  • EIA plans to continue to expand its investments at the intersection of information technology and biology research and in information-technology-enhanced learning and teaching by creating rapid response mechanisms to identify and support new opportunities within and across traditional and emerging research areas. Within the Biology and IT intersection, EIA will emphasize biomolecular computing, biologically-inspired information technology, and bioinformatics as well as coordinate CISE participation in the NSF-wide Biocomplexity and the Environment priority area.
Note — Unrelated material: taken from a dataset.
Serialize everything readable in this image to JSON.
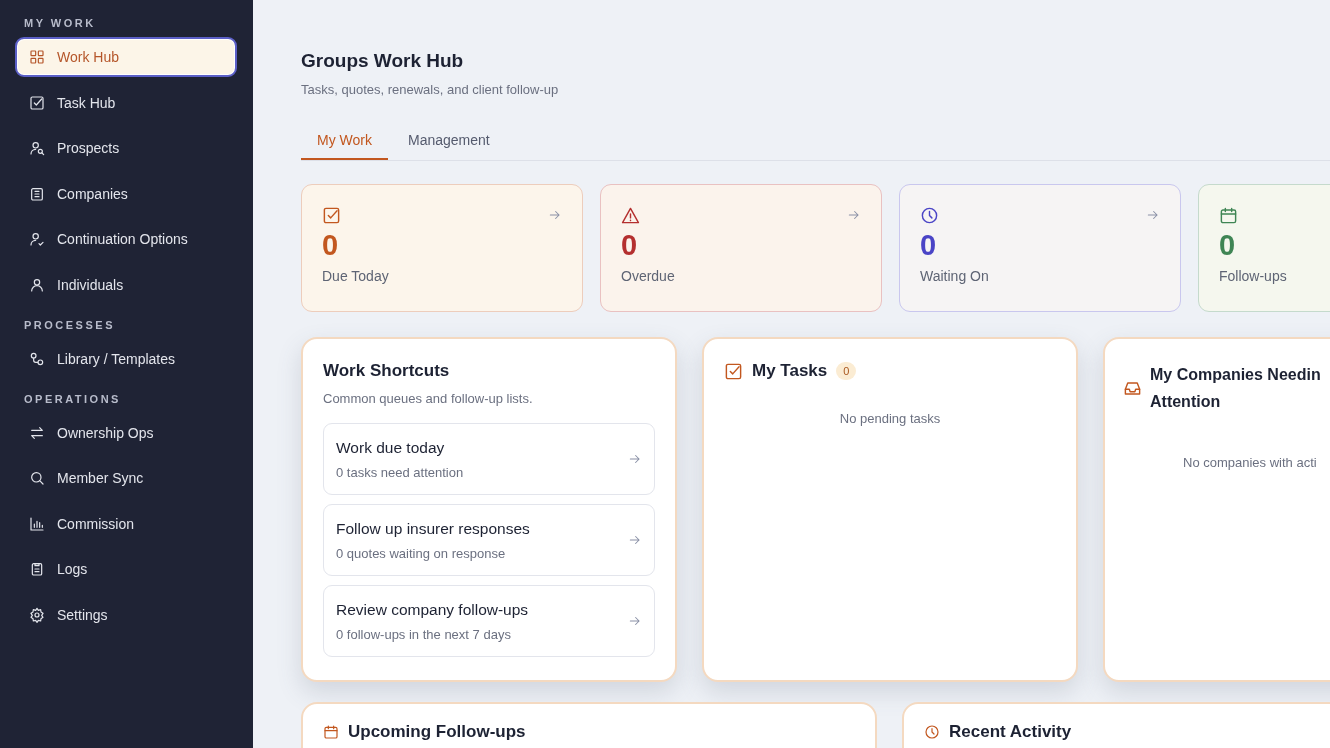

EIA will also continue its investment in the Digital Government and Data-Driven Application Systems programs.

  • The portfolio of instrumentation and infrastructure programs will provide research equipment generally unavailable on individual research awards, ranging from specialized instrumentation for small research groups, to large-scale infrastructure, to nationally and internationally shared facilities, which are closely tied to research. Participation by regionally disadvantaged and underrepresented groups will be ensured through partnerships and special programs.

  • Activities in education, human resources, and workforce will focus on the underlying issues, needs, and components of teaching and learning, workforce needs, pipeline problems, and under-representation in information technology. The Information Technology Workforce Program is the primary program in this area, and EIA will continue to participate in many cross-directorate activities, including the Combined Research Curriculum Development (CRCD) program, the Graduate Teaching Fellowships in K-12 Education (GK-12) program, and in the Interagency Education Research Initiative (IERI).

Priority activities for reallocated funding are as follows.

  • Support will be increased for research at the Biology IT interface, where IT research can greatly benefit biology (genomics, pathways, and gene expression and function) and where biology can benefit IT research (macromolecular computation, hybrid devices, new modes, and models for computation).

  • Approximately $1.0 million will be used to enhance the Research in Interactive Education program to develop the research base for new means of using IT for enhancing learning for any age group, in any setting, for any learning goal, and at any convenient time and place.

  • EIA will introduce a new program in Creating Interactive Learning Environments that will focus on technology to enable and enhance individual learning independent of time, place, ability or age. This will draw on IT, education research, cognitive science, and instructional design; it is expected to support several focused learning settings (e.g., elderly, K-12 STEM) and draw on recent advances in tele-immersive technologies.

  • CISE support for the ADVANCE program to promote opportunities for women to develop careers in computer science and engineering research will be funded at $2.39 million.
  Last Modified: Sep 17, 2004


Policies and Important Links


Privacy | FOIA | Help | Contact NSF | Contact Web Master | SiteMap  

National Science Foundation

The National Science Foundation, 4201 Wilson Boulevard, Arlington, Virginia 22230, USA
Tel: (703) 292-5111, FIRS: (800) 877-8339 | TDD: (800) 281-8749

Last Updated:
Text Only
National Science Foundation Summary of FY 2003 Budget Request to Congress NSF Logo